The past few years have seen a large increase in the utilization of contingent workers. In fact, it's estimated that "the global contingent workforce industry generated $171.5 trillion in 2021 and is estimated to reach $465.2 trillion by 2031." In the healthcare space, around 90% of healthcare executives said they employ travel nurses within their organization in 2021.
It's no secret that the healthcare industry experienced unforeseen challenges that have driven innovation and adaptation in order to survive. Medical facilities have altered procedures and created new policies in order to accommodate massive influxes of patients and improve patient outcomes — but it certainly hasn't been easy, and there are still some common pain points that many organizations still deal with.
We are pleased to introduce Amanda Wheeler, RN, BSN, MBA, as HWL's new VP of InSourcing (IRP)! Amanda brings a wealth of experience in hospital workforce management, having played a key role in developing and implementing an Internal Resource Pool for WellStar Health System and Emory Healthcare. In addition, she has been a crucial stakeholder in managing contingent labor/MSP programs, standardizing and centralizing VMS, MSP, and internal staffing & scheduling solutions, and working closely with HR and Nursing leaders. Amanda is a member of several nursing associations, including Nursing & Healthcare Associations, and is Six Sigma Yellow Belt certified. Get to know Amanda below!
Healthcare has been undergoing major staffing upheavals for a very long time, even setting aside the exacerbations that have been felt over the past few years. But while some organizations have pivoted their strategies toward employee-centric retention and engagement models, others have struggled to retain costs.

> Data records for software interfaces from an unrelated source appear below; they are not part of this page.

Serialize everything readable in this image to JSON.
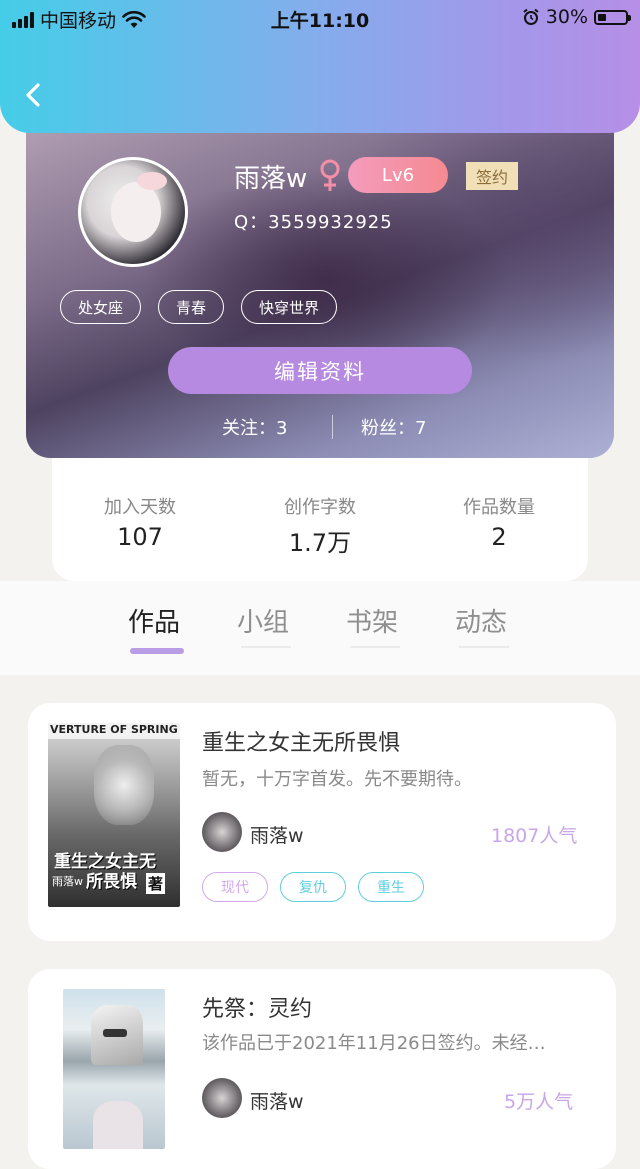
{
  "status_bar": {
    "carrier": "中国移动",
    "time": "上午11:10",
    "battery": "30%",
    "battery_level": 0.3
  },
  "profile": {
    "name": "雨落w",
    "level": "Lv6",
    "sign_badge": "签约",
    "qq": "Q：3559932925",
    "tags": [
      "处女座",
      "青春",
      "快穿世界"
    ],
    "edit_button": "编辑资料",
    "follow": "关注：3",
    "fans": "粉丝：7"
  },
  "stats": [
    {
      "label": "加入天数",
      "value": "107"
    },
    {
      "label": "创作字数",
      "value": "1.7万"
    },
    {
      "label": "作品数量",
      "value": "2"
    }
  ],
  "tabs": [
    "作品",
    "小组",
    "书架",
    "动态"
  ],
  "active_tab": "作品",
  "books": [
    {
      "title": "重生之女主无所畏惧",
      "desc": "暂无，十万字首发。先不要期待。",
      "author": "雨落w",
      "popularity": "1807人气",
      "tags": [
        {
          "label": "现代",
          "color": "#d3a8ec"
        },
        {
          "label": "复仇",
          "color": "#5fcfe0"
        },
        {
          "label": "重生",
          "color": "#5fcfe0"
        }
      ],
      "cover_text": [
        "VERTURE OF SPRING",
        "重生之女主无",
        "所畏惧",
        "雨落w",
        "著"
      ]
    },
    {
      "title": "先祭：灵约",
      "desc": "该作品已于2021年11月26日签约。未经…",
      "author": "雨落w",
      "popularity": "5万人气",
      "tags": [],
      "cover_text": []
    }
  ],
  "colors": {
    "accent_purple": "#b58ae0",
    "header_gradient_start": "#45cde8",
    "header_gradient_end": "#b68fe6",
    "lv_badge": "#f58a91",
    "sign_badge_bg": "#f1dfb7",
    "popularity": "#c9a6e7"
  }
}
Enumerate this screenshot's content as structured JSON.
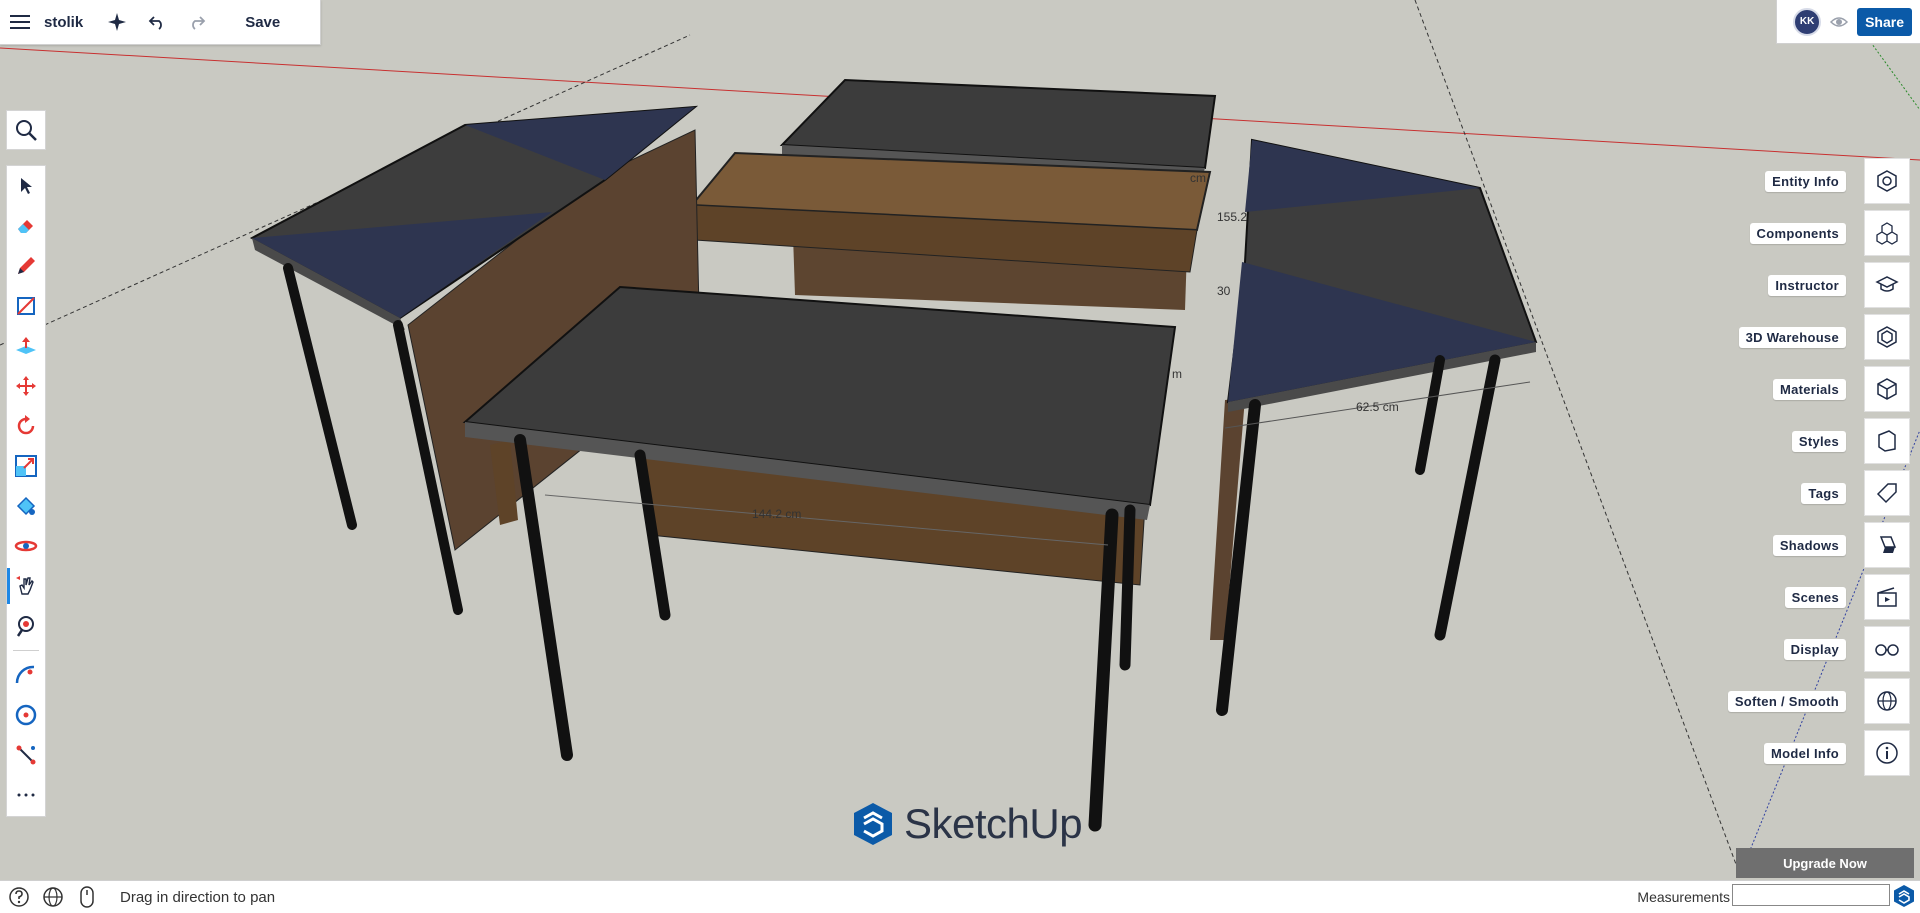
{
  "app": {
    "title": "stolik",
    "save_label": "Save"
  },
  "user": {
    "initials": "KK"
  },
  "share_label": "Share",
  "right_panel": [
    {
      "label": "Entity Info",
      "icon": "entity-info-icon"
    },
    {
      "label": "Components",
      "icon": "components-icon"
    },
    {
      "label": "Instructor",
      "icon": "instructor-icon"
    },
    {
      "label": "3D Warehouse",
      "icon": "warehouse-icon"
    },
    {
      "label": "Materials",
      "icon": "materials-icon"
    },
    {
      "label": "Styles",
      "icon": "styles-icon"
    },
    {
      "label": "Tags",
      "icon": "tags-icon"
    },
    {
      "label": "Shadows",
      "icon": "shadows-icon"
    },
    {
      "label": "Scenes",
      "icon": "scenes-icon"
    },
    {
      "label": "Display",
      "icon": "display-icon"
    },
    {
      "label": "Soften / Smooth",
      "icon": "soften-smooth-icon"
    },
    {
      "label": "Model Info",
      "icon": "model-info-icon"
    }
  ],
  "tools": [
    "select-tool-icon",
    "eraser-tool-icon",
    "pencil-tool-icon",
    "rectangle-tool-icon",
    "push-pull-tool-icon",
    "move-tool-icon",
    "rotate-tool-icon",
    "scale-tool-icon",
    "paint-bucket-tool-icon",
    "orbit-tool-icon",
    "pan-tool-icon",
    "zoom-tool-icon",
    "arc-tool-icon",
    "tape-measure-tool-icon",
    "dimension-tool-icon",
    "more-tools-icon"
  ],
  "upgrade_label": "Upgrade Now",
  "status": {
    "hint": "Drag in direction to pan",
    "measurements_label": "Measurements",
    "measurements_value": ""
  },
  "brand": "SketchUp",
  "dimensions": [
    "144.2 cm",
    "62.5 cm",
    "155.2",
    "30",
    "cm",
    "m"
  ],
  "colors": {
    "accent": "#0b5aa8",
    "background": "#c9c9c2",
    "axis_red": "#cc2222"
  }
}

The world of locum tenens is changing at a pace that most, if not all of us, probably have not seen in our careers. We are seeing many statements or surveys that show that upwards of 40-50%+ of all physicians and providers are doing or open to locums/moonlighting work, 30-40%+ are moving to a locums lifestyle for a work life balance or to supplement their income, and that certain specialties are seeing spikes in utilization so are creating crisis level coverage issues driving department/unit closures or diversion of services.
The past few years have taught healthcare organizations to expect the unexpected. While this is certainly easier said than done, one of the most effective ways to prepare for unseen threats is to develop a strategic plan that covers how to implement and manage a rapid response/surge staffing program.
Since the Coronavirus Pandemic, many healthcare organizations have turned to utilizing contingent staff to fill gaps wherever necessary. Despite the decrease in virus cases, it appears that contingent workers — particularly in nursing — are here to stay in the post-COVID era.
Bill Rates for travel healthcare professionals are beginning to stabilize for the first time since 2019. The immediate need for Registered Nurses (RN) at the beginning and throughout the Covid-19 pandemic put intense pressure on hospitals to fill vacancies, regardless of the hit their facilities took to their budget. Demand for staff during the pandemic skyrocketed, and most hospitals due to high vacancy rates of permanent staff needed to meet the demand by using outside staffing agencies. With few options hospitals turned to agencies to supply the nurses their hospitals so desperately needed. With bill rates rapidly increasing, questions began to swirl around what percent of bill rates are going to staff pay packages. The answers to those questions proved elusive.